The Innovate MTX-L gauge has an analogue 0-5V output and we have imported this into the factory ECU via one of the Custom Maps Auxiliary ECU Input pins, the auxilary input pin chosen in this example was the "CPC Pressure Sensor Voltage" input but you could use any of the other available inputs for this task.
USDM variants (C,D,E and F) of this vehicle use the CPC Pressure Sensor to derive the Atmospheric Pressure Reading. Other variants use the MAP Sensor instead. If you re-purpose the CPC Pressure Sensor input on a USDM vehicle then the Atmospheric Pressure calculation will be incorrect. We have added a checkbox on affected vehicles to force the ECU to use the MAP sensor for the Atmospheric Pressure Calculation. Please enable this feature when re-purposing the CPC Pressure Sensor on a USDM vehicle.
The signal output from the wide-band can be wired directly to the pins of the ECU if required, below is a wiring diagram that may help you. Be sure to check the wiring diagram for your vehicle to see if it matches.
To import the sensor into custom maps so that the 0-5V signal can be used you can follow the example below. In this example we have configured Custom Map L to import a Innovate MTX-L Gauge 0-5v output and create a AFR value.
The Y axis shows the 0 – 5 volt input from the wideband gauge and Custom Map L converts the voltage to an AFR. The values in the map could also be Lambda if preferred.
You will see that Custom Map L is enabled in all modes but the DEBUG check box is unchecked, this means the output of the map will simply be an AFR value that can be used with other Custom Maps.
Other products such as the Innovate LC1 and AEM AFR gauges also have a 0-5V output and could also be used.
In our log-file screen shot shown previously we had two different wide-band sensors imported into ProECU: the Innovate LM2 and the Innovate MTX-L Gauge, as well as the rescaled factory AF sensor. Below you can see the red Custom Map L Result line showing the MTX-L gauge output that has been imported into the ECU, also the yellow line, which is the rescaled factory AF sensor. They are quite close but the factory sensor should not be relied upon for accuracy.
Using the imported value to take actions
It is possible to set up a custom map to protect the engine for an excessively rich or lean condition, and this can prove useful on a forced-induction vehicle. We will not cover how to set up these safe guard maps in this article, but please search the knowledge base for the specific set up you require. Some ideas for Safe Guards are discussed below.
You could create a Custom Map that would put on a CEL or close the throttle should the wide-band AFR reading go leaner than 13.5:1 AFR or richer than 10:1 AFR when on full load with the map only active over a certain engine load (full power).
To do this you could calibrate your fuelling as normal and once the map is profiled (Target AFR as such) copy the values into a Custom Map against RPM and Load (basically a copy of your fuel map if your MAF scaling is correct and your fuel map actually matches your true AFR).
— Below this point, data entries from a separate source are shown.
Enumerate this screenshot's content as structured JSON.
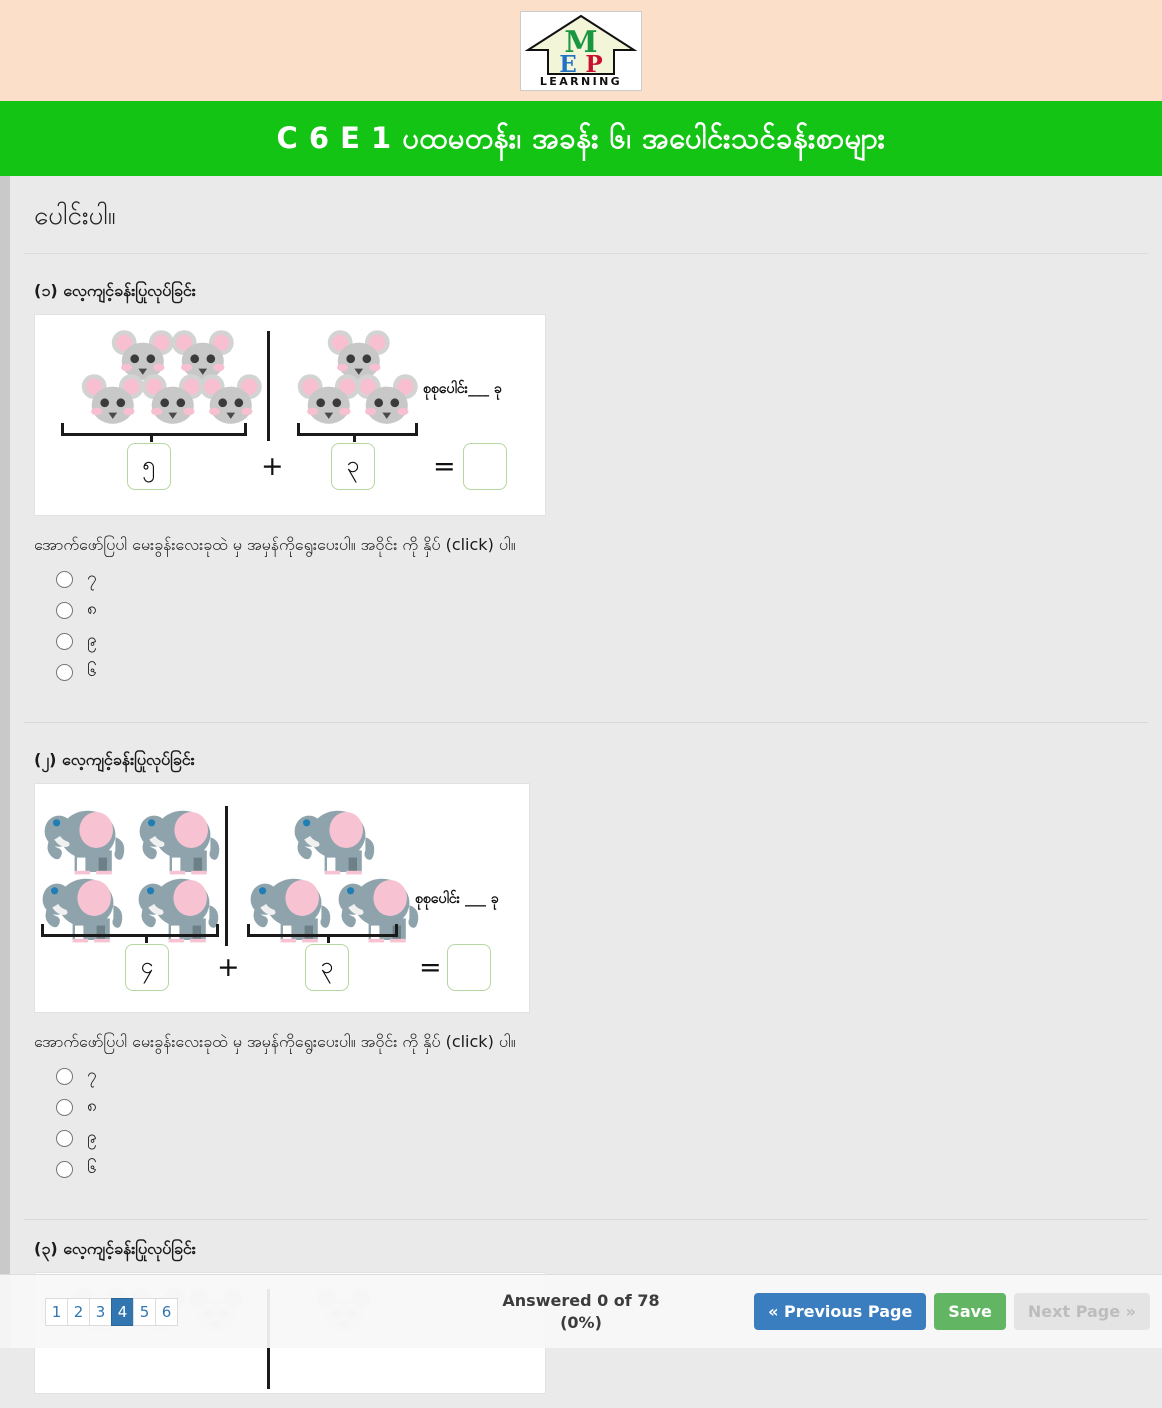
{
  "header": {
    "logo": {
      "name": "mep-learning-logo",
      "letter_m": "M",
      "letter_e": "E",
      "letter_p": "P",
      "wordmark": "LEARNING",
      "color_m": "#1a9641",
      "color_e": "#1f72c4",
      "color_p": "#c8102e",
      "band_color": "#fbdfc9"
    },
    "title": "C 6 E 1 ပထမတန်း၊ အခန်း ၆၊ အပေါင်းသင်ခန်းစာများ",
    "title_bar_color": "#14c414"
  },
  "page": {
    "section_title": "ပေါင်းပါ။"
  },
  "exercises": [
    {
      "heading": "(၁) လေ့ကျင့်ခန်းပြုလုပ်ခြင်း",
      "figure": {
        "animal": "mouse",
        "left_count": 5,
        "right_count": 3,
        "left_box_value": "၅",
        "right_box_value": "၃",
        "result_box_value": "",
        "plus_sign": "+",
        "equals_sign": "=",
        "total_label": "စုစုပေါင်း___ ခု",
        "box_border_color": "#b5d6a0"
      },
      "prompt": "အောက်ဖော်ပြပါ မေးခွန်းလေးခုထဲ မှ အမှန်ကိုရွေးပေးပါ။ အဝိုင်း  ကို နှိပ် (click) ပါ။",
      "options": [
        "၇",
        "၈",
        "၉",
        "၆"
      ]
    },
    {
      "heading": "(၂) လေ့ကျင့်ခန်းပြုလုပ်ခြင်း",
      "figure": {
        "animal": "elephant",
        "left_count": 4,
        "right_count": 3,
        "left_box_value": "၄",
        "right_box_value": "၃",
        "result_box_value": "",
        "plus_sign": "+",
        "equals_sign": "=",
        "total_label": "စုစုပေါင်း ___ ခု",
        "box_border_color": "#b5d6a0"
      },
      "prompt": "အောက်ဖော်ပြပါ မေးခွန်းလေးခုထဲ မှ အမှန်ကိုရွေးပေးပါ။ အဝိုင်း  ကို နှိပ် (click) ပါ။",
      "options": [
        "၇",
        "၈",
        "၉",
        "၆"
      ]
    },
    {
      "heading": "(၃) လေ့ကျင့်ခန်းပြုလုပ်ခြင်း",
      "figure": {
        "animal": "panda"
      }
    }
  ],
  "footer": {
    "pages": [
      "1",
      "2",
      "3",
      "4",
      "5",
      "6"
    ],
    "active_page": "4",
    "answered_line1": "Answered 0 of 78",
    "answered_line2": "(0%)",
    "previous_label": "« Previous Page",
    "save_label": "Save",
    "next_label": "Next Page »",
    "previous_color": "#3a7ebf",
    "save_color": "#62b563",
    "next_color": "#e4e4e4"
  }
}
You would then use the output of this Custom Map as the input to another Custom Map. Then have the True Wide-band Custom Map input compare to the Target AFR Input then make your decision as to the actions to take when the two values move apart. This feature might just save an expensive engine.
Examples might be
- Increase the Injection Volume for a Lean AFR
- illuminate the Check engine light (CEL) for a Lean or Rich condition
- Retard the ignition Timing aggressively to reduce power
- Reduce the desired Torque to close the throttle
- Dramatically reduce waste-gate duty for turbocharged vehicles.
If you have any questions, please do not hesitate to contact us at email@example.com